─── INFORMATION PROVIDED

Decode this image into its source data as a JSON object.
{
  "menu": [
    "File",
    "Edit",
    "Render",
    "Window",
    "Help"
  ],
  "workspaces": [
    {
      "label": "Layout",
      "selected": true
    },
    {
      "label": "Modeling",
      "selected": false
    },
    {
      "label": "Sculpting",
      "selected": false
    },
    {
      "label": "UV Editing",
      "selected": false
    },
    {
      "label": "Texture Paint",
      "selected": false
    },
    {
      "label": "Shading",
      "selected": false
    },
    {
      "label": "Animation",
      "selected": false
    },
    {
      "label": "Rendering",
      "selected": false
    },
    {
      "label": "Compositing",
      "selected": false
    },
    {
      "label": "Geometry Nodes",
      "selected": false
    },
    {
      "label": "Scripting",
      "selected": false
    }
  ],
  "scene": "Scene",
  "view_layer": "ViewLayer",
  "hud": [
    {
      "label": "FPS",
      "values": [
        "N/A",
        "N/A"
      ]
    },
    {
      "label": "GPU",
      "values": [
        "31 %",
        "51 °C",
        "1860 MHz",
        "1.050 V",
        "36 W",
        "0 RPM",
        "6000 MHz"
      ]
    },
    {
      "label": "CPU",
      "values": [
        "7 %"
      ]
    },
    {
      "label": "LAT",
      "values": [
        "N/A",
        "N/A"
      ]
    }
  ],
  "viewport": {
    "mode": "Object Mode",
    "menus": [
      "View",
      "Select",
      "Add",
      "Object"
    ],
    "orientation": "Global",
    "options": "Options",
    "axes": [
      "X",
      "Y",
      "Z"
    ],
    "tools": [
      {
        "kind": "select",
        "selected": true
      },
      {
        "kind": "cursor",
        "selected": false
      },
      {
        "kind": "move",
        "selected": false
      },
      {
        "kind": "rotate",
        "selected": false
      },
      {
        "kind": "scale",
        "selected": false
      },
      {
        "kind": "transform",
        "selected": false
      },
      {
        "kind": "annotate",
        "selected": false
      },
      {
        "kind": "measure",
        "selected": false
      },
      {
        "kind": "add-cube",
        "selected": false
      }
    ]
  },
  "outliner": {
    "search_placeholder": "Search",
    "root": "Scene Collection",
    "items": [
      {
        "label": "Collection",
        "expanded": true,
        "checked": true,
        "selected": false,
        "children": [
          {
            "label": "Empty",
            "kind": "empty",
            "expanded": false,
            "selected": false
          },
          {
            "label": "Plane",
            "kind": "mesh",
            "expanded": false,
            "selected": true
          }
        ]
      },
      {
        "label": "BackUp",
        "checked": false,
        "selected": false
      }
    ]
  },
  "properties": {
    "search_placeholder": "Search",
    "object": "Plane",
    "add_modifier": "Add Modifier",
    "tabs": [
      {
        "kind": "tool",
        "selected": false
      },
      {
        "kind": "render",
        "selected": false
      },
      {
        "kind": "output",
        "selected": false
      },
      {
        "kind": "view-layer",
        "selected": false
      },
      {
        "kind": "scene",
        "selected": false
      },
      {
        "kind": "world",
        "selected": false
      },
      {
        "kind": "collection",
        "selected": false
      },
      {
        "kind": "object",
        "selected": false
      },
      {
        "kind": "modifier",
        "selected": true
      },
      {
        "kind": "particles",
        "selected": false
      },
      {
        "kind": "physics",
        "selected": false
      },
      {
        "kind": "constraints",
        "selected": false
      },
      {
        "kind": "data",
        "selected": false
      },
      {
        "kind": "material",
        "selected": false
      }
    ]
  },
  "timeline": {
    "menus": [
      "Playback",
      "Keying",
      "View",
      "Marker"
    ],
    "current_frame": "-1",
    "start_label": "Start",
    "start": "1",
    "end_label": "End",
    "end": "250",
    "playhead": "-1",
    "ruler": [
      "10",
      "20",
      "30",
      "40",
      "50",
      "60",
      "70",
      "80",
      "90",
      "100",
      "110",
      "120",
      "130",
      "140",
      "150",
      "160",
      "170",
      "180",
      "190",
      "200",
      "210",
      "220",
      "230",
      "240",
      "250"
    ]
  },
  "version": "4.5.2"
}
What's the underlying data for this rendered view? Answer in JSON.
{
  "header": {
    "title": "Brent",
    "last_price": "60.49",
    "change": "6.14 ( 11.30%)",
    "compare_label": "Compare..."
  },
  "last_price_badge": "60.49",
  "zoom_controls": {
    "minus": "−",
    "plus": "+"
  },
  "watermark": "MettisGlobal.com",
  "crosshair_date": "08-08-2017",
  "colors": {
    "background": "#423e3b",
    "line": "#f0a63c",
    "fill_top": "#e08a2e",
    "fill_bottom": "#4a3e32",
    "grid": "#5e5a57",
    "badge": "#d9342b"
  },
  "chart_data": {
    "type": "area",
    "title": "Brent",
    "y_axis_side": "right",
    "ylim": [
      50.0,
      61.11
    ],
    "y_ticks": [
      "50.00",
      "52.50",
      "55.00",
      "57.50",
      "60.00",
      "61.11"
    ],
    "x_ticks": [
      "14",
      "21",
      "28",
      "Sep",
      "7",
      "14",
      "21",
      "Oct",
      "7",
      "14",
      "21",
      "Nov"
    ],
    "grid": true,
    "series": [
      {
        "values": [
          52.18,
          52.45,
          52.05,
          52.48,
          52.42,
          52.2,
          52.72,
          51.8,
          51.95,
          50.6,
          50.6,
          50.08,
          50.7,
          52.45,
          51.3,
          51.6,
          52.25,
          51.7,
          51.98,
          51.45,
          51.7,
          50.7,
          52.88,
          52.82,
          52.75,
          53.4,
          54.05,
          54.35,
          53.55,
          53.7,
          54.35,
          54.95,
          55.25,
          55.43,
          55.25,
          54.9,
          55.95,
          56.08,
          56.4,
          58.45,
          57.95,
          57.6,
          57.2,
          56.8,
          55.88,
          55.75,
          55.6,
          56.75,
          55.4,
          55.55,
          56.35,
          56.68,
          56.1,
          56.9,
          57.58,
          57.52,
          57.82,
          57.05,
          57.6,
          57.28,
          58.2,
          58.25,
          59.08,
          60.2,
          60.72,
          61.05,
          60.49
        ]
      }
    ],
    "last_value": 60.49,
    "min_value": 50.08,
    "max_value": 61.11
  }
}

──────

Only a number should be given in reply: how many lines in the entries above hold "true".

* [WRITTEN ANSWER]
7